      • Ilka Saro says:

        La V, thanks for sending the link. And HE cites La Cieca! But I guess that maybe it wasn’t a public decision, and Gelb is still probably struggling to figure out if he can cut the Lepage Ring and still land, cat like, on his feet. Or maybe, if the rumor is true, he is just waiting for the right time to announce it, that special moment when doing so might give his debatable reputation a boost…

      • pirelli says:

        “Someone suggested the machine could be used as a set for La Wally. Heaven help us!”

        It would be better used as Birnam Wood in Macbeth. Or not at all. ;-)

    • Lohenfal says:

      According to Gelb’s statements in the interview last night, there haven’t been any problems at all with any of his productions. This could be part of his negotiating tactics with the unions, but it might also relate to a certain self-blindness. He would appear in a more favorable light if he did admit that some of the criticisms were valid. Paula Zahn was trying to lead him into that admission but was unsuccessful. Gelb was able to avoid answering her directly on most of her points.
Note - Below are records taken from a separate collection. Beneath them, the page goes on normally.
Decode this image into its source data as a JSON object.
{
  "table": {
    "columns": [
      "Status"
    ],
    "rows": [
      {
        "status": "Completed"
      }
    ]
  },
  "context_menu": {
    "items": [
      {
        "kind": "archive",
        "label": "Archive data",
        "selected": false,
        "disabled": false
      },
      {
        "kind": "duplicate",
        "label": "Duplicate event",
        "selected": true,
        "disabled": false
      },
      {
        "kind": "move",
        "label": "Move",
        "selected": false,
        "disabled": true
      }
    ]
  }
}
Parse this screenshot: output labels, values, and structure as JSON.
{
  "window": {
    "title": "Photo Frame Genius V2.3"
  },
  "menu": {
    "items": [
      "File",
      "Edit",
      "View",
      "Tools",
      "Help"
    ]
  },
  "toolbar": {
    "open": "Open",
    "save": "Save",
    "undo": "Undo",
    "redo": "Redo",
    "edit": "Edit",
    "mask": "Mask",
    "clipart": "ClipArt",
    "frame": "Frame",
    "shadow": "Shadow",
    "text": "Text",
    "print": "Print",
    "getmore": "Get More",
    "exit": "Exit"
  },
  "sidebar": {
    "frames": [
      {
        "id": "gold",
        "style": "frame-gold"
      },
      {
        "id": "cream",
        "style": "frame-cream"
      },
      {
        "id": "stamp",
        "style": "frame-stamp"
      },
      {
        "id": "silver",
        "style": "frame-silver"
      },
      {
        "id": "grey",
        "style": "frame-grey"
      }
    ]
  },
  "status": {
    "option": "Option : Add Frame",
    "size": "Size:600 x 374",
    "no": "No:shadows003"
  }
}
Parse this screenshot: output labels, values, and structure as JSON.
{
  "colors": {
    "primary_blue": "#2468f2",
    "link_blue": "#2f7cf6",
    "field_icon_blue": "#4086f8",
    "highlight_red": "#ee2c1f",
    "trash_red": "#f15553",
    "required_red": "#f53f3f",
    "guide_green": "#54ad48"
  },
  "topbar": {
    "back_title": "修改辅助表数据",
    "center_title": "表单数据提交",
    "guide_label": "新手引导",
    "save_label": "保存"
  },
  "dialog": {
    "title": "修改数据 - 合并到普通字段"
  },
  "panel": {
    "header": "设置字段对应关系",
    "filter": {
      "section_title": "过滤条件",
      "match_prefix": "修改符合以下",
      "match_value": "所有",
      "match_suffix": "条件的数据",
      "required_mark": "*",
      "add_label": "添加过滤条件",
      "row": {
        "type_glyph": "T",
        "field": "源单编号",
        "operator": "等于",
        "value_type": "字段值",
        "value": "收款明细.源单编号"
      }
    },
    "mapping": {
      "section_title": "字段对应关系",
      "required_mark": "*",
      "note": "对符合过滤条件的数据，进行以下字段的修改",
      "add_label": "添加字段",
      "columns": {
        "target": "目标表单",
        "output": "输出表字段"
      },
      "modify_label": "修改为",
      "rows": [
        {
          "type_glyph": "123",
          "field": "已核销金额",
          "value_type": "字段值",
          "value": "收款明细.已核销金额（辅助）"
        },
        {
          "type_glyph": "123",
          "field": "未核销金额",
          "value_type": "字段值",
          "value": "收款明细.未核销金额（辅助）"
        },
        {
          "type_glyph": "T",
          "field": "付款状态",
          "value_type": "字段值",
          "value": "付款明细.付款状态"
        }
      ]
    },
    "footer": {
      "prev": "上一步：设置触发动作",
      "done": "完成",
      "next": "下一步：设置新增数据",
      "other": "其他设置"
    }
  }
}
      The interview is on http://www.nyc-arts.org. It starts about 15 minutes into the program.

    • Chanterelle says:

      Aren’t they bringing it back in 2016-17 with Goerke as Brunhilde?
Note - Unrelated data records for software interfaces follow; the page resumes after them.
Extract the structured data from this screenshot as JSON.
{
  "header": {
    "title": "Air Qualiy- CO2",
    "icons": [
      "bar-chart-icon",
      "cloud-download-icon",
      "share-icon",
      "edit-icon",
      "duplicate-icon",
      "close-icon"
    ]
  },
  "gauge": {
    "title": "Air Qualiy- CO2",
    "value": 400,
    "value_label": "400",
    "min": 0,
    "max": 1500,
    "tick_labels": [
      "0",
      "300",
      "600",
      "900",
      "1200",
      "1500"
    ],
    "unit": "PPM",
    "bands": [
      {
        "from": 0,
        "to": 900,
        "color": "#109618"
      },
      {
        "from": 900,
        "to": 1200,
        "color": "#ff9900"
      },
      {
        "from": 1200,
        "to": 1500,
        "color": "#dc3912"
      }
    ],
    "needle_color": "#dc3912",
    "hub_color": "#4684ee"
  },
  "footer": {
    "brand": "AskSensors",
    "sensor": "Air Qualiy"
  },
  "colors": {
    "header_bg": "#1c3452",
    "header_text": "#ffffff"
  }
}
      • imhere says:

        The machine is in climate controlled storage in Yonkers because of the delicate electronics and structure. It needs major work when it comes back and yes Peter’s current plan is to bring it back in a couple of seasons.

  • Krunoslav says:

    “I thought the Lepage Ring was ditched.”

    If only!

    • Batty Masetto says:

      Falstaff, Act II, scene ii.

      • pirelli says:

        If it goes like Falstaff at the end of Act II, does it then have to come back, shivering and lumbering (pun intended) in Act III? “Mondo ladro” indeed.

    • Ilka Saro says:

      “Fantaisie aux divins mensonges, tu reviens m’égarer encor.
      Va, retourne au pays de songes,
      O fantaisie aux ailes d’or!”

  • Stendhal says:

    http://video.pbs.org/video/2365286369/

    The above is a fascinating interview of Peter Gelb by Paula Zahn that aired this week on thirteen.org.

    Perhaps one of the keys to the Met’s future is finding a GM who doesn’t slander an entire art form, falsely and loudly claiming box offices “everywhere for classical music” are down in order to explain his own company’s performance results.

    Could we get a video of Lang Lang replying to this wearing gold chains, “my box office be booming/Bitches all over me, Nike endorsements looming”, that kind of thing…

    • La Cieca says:

      Box offices for classical music are certainly down just about everywhere in the United States, with opera suffering most. That San Francisco and Chicago are scrambling to fill seats by programming distinctly non-operatic works like The Sound of Music is as good an indication as any.

      Producing the example of one prosperous celebrity solo artist who has nothing to do with opera proves exactly nothing.

    • kashania says:

      How many opera companies have to file for bankruptcy before people stop positing that Peter Gelb is manufacturing some kind of crisis?

  • liza says:

    Love the idea of festivals and good food…let the opera spill out into the neighborhood. But to the underlying problem of a dimishing and disaffected audience. First, the Sills Solution. She brought the NYCO back into the black by slashing prices. Then bring the opera (not HDs of opera) to the peeps. Restart the 6 week tours. Ended because of cost overruns? Hmmm. Underwriting, some brilliant scenery with cutting edge lighting, hire tech interns and transport most by bus. And that should be the beginning of outreach programs. Partnerships to develop training and summer opera programs for the young could help build a new generation of opera lovers as well.

    • La Cieca says:

      She brought the NYCO back into the black by slashing prices

      Actually, no. By her own admission, she “brought the NYCO back into the black” by having a few million dollars land in her lap when City Center sold their air rights to a developer.